━━ Material for this task ━━
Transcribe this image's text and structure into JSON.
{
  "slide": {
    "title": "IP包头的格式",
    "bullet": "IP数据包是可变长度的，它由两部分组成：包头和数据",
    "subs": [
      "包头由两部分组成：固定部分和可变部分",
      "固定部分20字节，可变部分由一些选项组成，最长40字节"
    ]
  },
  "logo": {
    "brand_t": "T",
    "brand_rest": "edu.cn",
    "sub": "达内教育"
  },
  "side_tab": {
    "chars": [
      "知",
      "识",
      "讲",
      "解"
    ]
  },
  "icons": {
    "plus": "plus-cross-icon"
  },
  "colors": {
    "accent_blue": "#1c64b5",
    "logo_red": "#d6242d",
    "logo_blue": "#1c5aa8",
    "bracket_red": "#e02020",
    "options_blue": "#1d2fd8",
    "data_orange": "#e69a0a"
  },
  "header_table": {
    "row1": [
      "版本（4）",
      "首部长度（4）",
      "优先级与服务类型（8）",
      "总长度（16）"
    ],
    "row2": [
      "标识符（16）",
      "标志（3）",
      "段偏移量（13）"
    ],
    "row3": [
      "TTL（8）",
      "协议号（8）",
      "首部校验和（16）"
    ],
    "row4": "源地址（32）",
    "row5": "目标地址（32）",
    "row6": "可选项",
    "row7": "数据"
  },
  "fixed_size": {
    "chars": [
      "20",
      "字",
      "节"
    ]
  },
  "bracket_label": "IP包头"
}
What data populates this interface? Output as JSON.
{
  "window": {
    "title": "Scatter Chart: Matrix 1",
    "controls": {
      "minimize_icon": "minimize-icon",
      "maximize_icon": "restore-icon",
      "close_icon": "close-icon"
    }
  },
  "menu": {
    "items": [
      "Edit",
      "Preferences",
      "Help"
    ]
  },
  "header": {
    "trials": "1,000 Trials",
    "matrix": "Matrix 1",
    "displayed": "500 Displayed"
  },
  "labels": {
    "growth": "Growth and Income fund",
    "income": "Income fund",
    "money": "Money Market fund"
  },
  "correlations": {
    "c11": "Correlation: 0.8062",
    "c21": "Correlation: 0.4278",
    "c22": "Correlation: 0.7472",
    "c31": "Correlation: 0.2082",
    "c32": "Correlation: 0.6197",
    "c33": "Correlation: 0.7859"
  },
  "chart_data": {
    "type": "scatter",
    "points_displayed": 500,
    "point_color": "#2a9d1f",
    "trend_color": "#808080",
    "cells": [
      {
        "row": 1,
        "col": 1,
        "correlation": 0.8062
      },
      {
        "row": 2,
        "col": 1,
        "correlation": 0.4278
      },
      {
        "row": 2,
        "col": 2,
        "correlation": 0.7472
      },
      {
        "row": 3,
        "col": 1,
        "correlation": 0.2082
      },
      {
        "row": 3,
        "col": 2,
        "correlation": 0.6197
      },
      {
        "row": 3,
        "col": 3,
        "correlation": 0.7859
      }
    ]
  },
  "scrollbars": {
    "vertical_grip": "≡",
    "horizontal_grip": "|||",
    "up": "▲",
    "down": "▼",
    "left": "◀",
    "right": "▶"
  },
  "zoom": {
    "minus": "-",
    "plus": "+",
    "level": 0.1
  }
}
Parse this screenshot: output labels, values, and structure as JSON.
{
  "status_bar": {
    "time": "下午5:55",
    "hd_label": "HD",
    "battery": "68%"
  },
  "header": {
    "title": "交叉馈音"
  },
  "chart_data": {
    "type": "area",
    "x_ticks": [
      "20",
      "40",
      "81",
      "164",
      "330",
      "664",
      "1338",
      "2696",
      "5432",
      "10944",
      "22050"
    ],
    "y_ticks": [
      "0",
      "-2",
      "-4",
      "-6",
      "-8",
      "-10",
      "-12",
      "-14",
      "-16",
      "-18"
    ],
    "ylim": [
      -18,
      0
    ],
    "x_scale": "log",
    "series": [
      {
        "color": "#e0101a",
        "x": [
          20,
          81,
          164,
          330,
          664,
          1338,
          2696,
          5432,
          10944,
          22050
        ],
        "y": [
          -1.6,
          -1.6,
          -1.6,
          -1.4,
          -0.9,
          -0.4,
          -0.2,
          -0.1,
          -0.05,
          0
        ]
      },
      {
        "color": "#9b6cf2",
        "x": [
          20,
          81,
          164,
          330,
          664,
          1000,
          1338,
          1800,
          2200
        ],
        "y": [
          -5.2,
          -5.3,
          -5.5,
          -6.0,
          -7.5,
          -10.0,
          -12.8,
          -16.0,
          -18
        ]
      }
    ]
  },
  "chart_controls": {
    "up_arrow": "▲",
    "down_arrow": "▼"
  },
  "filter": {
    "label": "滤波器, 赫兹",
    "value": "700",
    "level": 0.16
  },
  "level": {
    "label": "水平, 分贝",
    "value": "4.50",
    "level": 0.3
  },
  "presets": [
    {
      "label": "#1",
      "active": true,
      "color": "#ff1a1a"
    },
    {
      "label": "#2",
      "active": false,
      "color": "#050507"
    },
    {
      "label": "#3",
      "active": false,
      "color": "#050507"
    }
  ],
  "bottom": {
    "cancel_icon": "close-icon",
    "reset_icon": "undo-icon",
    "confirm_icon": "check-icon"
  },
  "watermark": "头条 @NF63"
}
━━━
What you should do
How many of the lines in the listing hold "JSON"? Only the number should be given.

Answer for the task
3